■ **About this exercise**: Determine how many lines in the entries below contain "screenshot", and output that number alone.

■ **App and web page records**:
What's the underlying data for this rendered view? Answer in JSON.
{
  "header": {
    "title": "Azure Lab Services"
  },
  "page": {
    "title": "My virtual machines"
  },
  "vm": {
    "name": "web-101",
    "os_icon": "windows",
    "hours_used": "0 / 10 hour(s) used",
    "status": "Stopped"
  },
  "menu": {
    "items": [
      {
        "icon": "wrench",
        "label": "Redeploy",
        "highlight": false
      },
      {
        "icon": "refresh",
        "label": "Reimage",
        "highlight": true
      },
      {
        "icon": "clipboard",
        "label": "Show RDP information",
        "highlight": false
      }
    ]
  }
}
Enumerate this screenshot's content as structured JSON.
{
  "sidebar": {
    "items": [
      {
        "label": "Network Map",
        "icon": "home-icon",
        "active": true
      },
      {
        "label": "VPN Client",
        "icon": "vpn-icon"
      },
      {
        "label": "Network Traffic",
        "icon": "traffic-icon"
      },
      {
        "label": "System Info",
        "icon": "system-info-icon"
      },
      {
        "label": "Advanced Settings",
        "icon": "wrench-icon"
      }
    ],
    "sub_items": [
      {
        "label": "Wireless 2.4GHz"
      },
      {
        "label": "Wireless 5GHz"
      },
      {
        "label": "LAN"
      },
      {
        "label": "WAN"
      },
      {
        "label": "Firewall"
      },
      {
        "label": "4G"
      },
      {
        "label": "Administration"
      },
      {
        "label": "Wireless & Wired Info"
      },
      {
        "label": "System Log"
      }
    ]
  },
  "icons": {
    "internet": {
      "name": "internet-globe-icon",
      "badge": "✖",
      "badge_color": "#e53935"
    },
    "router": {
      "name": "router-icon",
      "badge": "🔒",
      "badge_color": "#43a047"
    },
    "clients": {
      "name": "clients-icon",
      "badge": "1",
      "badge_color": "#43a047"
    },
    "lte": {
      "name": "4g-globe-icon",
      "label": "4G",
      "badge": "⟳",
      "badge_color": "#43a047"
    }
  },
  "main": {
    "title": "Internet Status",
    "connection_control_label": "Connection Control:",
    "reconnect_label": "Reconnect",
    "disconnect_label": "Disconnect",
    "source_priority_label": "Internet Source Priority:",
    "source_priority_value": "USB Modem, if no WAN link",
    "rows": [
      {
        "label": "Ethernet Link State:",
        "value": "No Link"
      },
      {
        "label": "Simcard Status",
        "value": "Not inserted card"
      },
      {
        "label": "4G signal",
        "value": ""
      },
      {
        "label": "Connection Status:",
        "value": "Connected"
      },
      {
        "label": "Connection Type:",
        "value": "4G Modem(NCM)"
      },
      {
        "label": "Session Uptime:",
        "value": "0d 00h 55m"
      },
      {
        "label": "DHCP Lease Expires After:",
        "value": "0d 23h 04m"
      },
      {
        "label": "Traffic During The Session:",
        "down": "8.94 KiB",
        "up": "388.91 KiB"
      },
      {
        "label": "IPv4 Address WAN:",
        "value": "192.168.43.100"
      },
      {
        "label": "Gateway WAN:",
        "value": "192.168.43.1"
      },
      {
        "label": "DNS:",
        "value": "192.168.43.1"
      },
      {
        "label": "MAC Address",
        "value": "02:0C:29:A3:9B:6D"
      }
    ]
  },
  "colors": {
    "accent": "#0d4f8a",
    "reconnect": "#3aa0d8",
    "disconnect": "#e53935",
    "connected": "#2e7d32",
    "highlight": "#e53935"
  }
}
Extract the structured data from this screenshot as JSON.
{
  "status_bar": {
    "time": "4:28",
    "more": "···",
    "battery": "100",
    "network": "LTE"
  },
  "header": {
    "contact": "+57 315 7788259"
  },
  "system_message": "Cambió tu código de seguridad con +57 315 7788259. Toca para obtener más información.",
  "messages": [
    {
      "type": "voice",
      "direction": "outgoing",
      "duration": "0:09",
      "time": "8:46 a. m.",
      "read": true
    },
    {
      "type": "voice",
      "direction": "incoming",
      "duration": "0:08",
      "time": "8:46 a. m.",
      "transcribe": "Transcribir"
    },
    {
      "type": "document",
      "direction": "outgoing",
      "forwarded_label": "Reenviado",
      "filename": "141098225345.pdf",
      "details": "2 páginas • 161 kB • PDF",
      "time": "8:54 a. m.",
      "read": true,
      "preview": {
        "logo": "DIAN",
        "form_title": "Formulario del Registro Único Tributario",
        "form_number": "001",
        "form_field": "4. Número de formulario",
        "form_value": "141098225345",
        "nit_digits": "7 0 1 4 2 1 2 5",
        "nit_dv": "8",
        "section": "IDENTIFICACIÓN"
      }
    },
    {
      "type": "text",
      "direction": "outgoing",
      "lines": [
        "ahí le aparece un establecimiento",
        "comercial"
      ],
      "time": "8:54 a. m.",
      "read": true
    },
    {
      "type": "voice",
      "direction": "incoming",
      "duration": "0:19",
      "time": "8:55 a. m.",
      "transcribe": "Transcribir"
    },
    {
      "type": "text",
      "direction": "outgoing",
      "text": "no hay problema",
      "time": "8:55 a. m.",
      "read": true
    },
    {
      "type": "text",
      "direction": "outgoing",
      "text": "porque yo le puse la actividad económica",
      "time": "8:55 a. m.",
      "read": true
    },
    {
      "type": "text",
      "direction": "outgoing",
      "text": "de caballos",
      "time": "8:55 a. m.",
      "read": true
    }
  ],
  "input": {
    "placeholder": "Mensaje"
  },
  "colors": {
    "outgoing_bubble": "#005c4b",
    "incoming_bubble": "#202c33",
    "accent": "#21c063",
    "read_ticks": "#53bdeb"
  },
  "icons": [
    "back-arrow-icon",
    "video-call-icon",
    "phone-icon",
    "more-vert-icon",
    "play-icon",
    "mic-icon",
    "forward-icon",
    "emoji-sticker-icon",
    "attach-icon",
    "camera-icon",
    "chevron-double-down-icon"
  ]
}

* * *

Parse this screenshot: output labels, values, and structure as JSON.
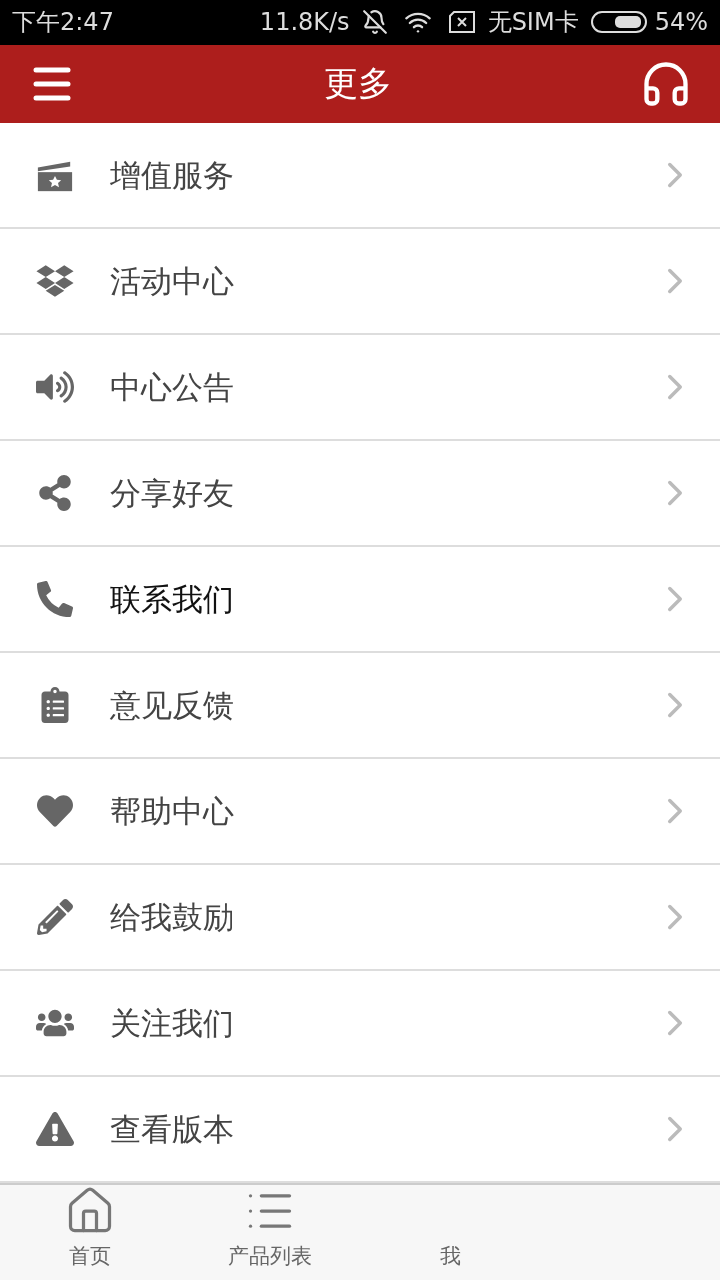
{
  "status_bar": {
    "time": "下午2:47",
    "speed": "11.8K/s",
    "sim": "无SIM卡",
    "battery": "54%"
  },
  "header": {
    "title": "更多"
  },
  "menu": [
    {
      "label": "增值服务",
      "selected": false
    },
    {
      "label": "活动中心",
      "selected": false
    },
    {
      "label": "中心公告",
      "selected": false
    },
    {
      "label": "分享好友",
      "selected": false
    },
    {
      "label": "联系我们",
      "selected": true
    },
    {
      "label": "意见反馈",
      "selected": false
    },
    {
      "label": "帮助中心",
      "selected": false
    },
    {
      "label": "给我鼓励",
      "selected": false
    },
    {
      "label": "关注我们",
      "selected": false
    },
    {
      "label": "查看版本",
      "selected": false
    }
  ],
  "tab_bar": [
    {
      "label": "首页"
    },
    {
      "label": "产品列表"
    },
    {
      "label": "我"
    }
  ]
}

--

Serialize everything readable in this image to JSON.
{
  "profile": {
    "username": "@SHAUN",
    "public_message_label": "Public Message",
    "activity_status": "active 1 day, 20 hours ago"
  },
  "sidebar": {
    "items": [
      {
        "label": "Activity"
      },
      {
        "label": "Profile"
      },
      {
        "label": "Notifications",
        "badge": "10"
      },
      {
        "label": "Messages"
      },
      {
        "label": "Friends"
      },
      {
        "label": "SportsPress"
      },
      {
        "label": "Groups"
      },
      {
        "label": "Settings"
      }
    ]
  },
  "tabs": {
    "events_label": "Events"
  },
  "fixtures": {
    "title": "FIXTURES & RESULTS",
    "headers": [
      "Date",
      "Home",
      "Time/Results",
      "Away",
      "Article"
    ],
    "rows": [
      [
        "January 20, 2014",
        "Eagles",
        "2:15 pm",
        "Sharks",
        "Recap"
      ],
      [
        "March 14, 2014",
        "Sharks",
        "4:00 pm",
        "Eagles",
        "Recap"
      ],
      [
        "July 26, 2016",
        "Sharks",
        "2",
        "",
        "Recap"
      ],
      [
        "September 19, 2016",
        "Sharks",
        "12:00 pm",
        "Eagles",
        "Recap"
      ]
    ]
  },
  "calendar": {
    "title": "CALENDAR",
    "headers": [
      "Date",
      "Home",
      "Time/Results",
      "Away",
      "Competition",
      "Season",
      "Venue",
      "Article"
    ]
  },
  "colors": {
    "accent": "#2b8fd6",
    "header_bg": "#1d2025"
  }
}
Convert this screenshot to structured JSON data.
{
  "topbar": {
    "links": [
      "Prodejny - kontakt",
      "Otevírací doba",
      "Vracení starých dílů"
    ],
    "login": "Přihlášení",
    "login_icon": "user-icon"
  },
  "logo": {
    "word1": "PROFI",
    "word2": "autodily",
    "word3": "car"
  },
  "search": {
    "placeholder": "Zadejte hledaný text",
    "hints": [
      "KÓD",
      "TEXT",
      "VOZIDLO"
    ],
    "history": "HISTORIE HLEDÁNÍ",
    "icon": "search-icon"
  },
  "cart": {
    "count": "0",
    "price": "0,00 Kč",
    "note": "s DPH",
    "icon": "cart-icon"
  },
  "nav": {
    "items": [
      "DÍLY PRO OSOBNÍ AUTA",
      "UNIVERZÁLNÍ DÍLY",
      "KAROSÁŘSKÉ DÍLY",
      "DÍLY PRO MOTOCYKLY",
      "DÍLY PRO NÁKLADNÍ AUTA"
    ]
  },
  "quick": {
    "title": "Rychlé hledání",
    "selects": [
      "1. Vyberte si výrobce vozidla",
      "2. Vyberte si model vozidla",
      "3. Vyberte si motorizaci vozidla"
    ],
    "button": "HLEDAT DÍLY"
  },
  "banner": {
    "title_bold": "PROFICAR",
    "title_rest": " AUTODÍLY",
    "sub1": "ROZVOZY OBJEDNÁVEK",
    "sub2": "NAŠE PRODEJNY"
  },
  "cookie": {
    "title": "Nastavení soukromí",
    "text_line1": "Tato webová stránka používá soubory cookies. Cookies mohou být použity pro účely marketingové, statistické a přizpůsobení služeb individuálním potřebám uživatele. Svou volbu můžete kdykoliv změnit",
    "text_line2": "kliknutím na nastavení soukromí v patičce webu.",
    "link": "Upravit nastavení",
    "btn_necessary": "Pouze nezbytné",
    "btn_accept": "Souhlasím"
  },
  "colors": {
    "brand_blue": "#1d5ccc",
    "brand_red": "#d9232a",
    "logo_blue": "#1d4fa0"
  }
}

■ **Result of this exercise**: 4